[WORK INSTRUCTION]
Review the material and extract every line in which the word "JSON" occurs.

[EXERCISE INPUT]

_ _ _ _ _ _ _

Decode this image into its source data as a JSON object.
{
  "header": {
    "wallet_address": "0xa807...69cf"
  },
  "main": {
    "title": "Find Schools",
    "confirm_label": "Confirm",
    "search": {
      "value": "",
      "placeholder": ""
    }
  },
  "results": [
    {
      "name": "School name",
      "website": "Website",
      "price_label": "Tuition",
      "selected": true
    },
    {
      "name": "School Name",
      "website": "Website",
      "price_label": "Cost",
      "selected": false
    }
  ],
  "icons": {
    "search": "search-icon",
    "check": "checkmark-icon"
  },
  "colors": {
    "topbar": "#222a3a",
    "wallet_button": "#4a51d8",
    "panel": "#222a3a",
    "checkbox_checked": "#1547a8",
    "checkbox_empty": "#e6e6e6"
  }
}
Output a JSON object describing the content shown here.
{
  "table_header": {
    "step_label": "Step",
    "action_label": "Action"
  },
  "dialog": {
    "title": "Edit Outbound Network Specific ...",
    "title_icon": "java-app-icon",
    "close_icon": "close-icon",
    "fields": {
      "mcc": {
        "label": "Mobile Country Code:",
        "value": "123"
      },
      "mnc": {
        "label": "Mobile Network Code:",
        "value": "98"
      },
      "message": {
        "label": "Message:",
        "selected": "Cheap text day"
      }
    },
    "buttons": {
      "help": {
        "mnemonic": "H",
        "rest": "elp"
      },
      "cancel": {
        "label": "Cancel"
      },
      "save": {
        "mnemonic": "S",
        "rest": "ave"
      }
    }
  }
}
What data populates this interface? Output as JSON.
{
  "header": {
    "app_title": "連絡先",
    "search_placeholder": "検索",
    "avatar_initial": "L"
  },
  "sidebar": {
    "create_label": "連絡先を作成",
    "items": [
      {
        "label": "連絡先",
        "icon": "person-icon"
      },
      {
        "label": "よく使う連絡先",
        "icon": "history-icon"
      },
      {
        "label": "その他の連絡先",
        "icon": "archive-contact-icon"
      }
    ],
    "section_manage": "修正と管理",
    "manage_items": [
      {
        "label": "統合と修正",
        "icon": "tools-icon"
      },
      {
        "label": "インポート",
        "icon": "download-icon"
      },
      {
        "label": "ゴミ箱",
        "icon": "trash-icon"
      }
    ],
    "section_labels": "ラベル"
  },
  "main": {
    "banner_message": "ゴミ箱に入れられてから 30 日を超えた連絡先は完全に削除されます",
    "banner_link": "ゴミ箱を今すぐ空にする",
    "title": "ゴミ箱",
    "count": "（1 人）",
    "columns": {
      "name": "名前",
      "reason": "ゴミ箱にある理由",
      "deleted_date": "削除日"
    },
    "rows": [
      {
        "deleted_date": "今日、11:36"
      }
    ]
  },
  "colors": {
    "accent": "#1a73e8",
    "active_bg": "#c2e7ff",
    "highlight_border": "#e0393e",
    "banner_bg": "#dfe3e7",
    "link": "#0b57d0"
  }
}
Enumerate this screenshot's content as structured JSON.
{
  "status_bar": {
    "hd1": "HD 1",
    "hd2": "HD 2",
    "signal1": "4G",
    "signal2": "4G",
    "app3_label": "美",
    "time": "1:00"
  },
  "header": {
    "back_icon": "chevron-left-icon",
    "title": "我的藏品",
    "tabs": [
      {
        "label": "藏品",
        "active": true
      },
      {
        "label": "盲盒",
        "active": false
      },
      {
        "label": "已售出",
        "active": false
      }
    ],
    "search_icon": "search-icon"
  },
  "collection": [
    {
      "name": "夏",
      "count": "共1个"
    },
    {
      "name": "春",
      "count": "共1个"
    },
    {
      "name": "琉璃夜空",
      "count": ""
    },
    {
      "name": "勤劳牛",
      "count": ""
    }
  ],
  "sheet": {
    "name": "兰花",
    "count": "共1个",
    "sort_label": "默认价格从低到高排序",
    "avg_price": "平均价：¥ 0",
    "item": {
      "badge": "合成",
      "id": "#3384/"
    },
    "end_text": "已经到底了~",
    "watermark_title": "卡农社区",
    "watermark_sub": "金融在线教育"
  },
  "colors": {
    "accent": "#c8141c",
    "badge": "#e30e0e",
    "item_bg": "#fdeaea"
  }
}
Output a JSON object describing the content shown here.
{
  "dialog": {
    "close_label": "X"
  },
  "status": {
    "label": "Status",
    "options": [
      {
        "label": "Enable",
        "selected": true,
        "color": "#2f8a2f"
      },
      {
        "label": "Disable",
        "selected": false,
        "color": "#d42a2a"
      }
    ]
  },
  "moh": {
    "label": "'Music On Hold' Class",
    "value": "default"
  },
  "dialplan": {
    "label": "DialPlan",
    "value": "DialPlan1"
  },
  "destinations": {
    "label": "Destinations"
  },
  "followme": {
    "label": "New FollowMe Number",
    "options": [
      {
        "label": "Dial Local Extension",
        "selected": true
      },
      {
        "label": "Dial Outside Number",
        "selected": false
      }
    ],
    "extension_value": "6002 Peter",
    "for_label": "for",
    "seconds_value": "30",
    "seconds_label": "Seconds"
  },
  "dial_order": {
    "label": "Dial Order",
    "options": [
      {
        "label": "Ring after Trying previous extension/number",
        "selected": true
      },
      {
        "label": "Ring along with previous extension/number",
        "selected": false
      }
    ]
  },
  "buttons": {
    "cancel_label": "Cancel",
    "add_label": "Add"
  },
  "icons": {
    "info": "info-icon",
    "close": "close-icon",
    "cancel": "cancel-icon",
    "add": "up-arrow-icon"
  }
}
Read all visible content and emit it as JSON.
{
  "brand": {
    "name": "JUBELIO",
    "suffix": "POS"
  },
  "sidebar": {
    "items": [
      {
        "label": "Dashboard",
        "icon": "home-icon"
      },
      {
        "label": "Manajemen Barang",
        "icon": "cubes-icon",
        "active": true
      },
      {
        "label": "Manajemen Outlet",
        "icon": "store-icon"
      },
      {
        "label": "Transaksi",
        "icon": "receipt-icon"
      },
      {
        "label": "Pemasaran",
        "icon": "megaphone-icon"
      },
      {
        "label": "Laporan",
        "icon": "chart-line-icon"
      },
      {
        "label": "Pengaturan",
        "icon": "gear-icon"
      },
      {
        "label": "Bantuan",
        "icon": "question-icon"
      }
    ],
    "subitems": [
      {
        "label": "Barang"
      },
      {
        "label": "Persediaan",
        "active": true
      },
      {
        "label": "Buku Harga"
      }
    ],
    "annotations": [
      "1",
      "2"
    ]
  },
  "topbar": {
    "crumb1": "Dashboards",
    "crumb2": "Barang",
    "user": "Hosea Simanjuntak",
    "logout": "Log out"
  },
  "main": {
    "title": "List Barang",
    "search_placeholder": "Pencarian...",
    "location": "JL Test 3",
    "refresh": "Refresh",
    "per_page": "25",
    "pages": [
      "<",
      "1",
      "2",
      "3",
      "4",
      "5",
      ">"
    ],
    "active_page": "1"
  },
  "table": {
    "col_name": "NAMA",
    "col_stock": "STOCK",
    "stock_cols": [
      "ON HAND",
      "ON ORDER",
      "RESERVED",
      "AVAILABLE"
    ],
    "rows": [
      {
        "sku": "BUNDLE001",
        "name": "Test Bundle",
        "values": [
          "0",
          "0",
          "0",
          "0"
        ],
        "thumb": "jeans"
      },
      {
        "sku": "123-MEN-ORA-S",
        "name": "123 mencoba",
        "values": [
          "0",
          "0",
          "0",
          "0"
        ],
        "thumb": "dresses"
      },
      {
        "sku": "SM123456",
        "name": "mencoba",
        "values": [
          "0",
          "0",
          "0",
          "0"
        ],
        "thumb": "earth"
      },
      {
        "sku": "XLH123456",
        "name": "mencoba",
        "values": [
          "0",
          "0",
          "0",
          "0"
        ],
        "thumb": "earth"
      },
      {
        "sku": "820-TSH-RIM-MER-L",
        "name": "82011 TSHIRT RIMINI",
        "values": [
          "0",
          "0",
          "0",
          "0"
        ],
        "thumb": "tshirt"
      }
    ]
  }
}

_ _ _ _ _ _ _

[THE ANSWER]
Decode this image into its source data as a JSON object.
Output a JSON object describing the content shown here.
What data populates this interface? Output as JSON.
Enumerate this screenshot's content as structured JSON.
Output a JSON object describing the content shown here.
Read all visible content and emit it as JSON.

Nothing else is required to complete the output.